In June 2015, the charismatic Demirtas, a 44-year-old human rights lawyer, helped expand support beyond the traditional base of Kurdish nationalists to clinch an unprecedented 13% of votes, depriving President Recep Tayyip Erdogan’s Justice and Development Party (AKP) of single-party rule for the first time since 2002. The HDP’s platform of progressive policies including respect for the environment and gay rights and campaign against constitutional amendments to expand Erdogan’s powers resonated broadly.

Weeks later, the peace process was shattered, and the AKP and many other Turks roundly blamed the HDP for failing to halt the violence. Another election held amid spiraling violence in November 2015 saw Demirtas’ party eke past the vote threshold. Six months later, parliament voted to lift lawmakers’ immunity from prosecution, paving the way for the HDP arrests.

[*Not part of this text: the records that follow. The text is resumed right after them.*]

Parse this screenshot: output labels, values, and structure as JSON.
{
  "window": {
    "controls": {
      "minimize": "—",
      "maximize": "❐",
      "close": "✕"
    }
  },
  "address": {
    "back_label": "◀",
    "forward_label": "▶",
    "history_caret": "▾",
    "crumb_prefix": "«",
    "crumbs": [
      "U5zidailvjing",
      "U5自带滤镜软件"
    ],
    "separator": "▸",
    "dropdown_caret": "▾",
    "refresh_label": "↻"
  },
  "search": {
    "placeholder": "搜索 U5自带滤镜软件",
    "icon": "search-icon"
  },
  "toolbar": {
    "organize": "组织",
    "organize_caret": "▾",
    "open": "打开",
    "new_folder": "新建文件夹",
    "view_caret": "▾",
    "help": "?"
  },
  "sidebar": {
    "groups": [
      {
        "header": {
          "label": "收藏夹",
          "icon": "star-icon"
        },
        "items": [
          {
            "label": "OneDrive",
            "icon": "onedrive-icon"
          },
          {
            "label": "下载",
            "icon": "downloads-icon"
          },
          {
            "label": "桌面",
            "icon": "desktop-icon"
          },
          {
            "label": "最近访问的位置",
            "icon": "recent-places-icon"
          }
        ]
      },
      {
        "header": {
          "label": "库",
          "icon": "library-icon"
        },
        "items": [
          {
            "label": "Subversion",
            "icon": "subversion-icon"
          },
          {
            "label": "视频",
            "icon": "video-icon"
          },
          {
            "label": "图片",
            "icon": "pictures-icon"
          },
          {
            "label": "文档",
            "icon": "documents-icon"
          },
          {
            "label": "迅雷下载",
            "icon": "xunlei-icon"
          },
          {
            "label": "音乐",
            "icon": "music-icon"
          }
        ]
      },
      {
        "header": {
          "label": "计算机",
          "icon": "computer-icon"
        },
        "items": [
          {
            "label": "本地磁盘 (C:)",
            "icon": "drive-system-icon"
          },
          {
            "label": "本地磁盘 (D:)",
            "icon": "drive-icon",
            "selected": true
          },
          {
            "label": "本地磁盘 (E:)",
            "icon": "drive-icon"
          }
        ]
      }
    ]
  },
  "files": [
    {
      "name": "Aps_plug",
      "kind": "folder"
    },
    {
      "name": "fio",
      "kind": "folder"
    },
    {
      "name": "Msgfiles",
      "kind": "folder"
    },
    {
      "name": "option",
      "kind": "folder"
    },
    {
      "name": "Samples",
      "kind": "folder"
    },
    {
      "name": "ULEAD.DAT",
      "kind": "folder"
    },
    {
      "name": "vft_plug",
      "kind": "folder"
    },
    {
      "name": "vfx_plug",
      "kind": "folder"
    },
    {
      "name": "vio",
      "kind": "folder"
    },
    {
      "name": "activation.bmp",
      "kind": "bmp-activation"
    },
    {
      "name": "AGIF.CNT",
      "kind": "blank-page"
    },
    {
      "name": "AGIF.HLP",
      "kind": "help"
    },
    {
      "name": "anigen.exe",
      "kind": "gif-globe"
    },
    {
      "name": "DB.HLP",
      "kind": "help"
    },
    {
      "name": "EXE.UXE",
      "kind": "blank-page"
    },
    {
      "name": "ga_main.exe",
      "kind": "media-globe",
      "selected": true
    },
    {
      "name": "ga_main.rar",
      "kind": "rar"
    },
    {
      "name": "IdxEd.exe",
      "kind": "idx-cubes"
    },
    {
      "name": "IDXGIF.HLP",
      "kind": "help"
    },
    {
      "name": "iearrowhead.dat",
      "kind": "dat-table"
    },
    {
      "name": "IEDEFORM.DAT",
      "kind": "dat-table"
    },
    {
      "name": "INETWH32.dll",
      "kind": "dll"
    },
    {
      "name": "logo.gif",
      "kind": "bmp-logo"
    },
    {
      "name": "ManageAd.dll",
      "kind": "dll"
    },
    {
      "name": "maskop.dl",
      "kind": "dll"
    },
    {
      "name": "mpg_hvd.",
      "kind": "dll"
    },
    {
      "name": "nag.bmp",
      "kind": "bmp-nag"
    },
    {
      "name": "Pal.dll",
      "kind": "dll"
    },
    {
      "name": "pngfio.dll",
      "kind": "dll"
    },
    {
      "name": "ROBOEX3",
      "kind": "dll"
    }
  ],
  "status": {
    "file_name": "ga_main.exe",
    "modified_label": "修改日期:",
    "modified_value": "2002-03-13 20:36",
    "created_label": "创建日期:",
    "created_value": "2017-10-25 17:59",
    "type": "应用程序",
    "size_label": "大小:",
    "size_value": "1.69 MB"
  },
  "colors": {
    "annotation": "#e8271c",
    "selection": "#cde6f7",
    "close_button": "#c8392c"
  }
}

Erdogan has called Demirtas a “terrorist,” holding him responsible for the deaths of Kurdish protesters and accusing him of lauding the PKK. The HDP denies direct links with the autonomy-seeking PKK.

In April, the president narrowly won the referendum giving him greater executive powers — helped in part by the sidelining of his fiercest critic, critics said. Demirtas spends his days in a prison near the Greek and Bulgarian borders painting and writing ahead of his first hearing on Dec. 7.

Bestas said the long delay in the start of the trial was part of an effort to keep Demirtas out of the limelight.

In July, the European Parliament cited an unfair referendum campaign and the arrests of the HDP lawmakers among reasons to suspend EU accession talks with Turkey.

“By killing off the party, by imprisoning its political leaders, representatives and mayors and arresting its activists, you have disabled its ability to function,” Kati Piri, Turkey rapporteur who prepared the European Parliament draft resolution, told Al-Monitor in an interview.

“This is a huge mistake, because it has forced many who voted for the HDP to feel that peaceful, democratic policies are not the way forward in Turkey and that they should support more extreme approaches that are not fit for a democracy. The government, with its crackdown, is creating bigger support for more radical approaches,” she said.

For its part, the HDP says it remains committed to peaceful politics.

“It may appear that injustice has won, but this will not last. Turkey’s future truly lies in democracy, rights and freedoms,” said Bestas.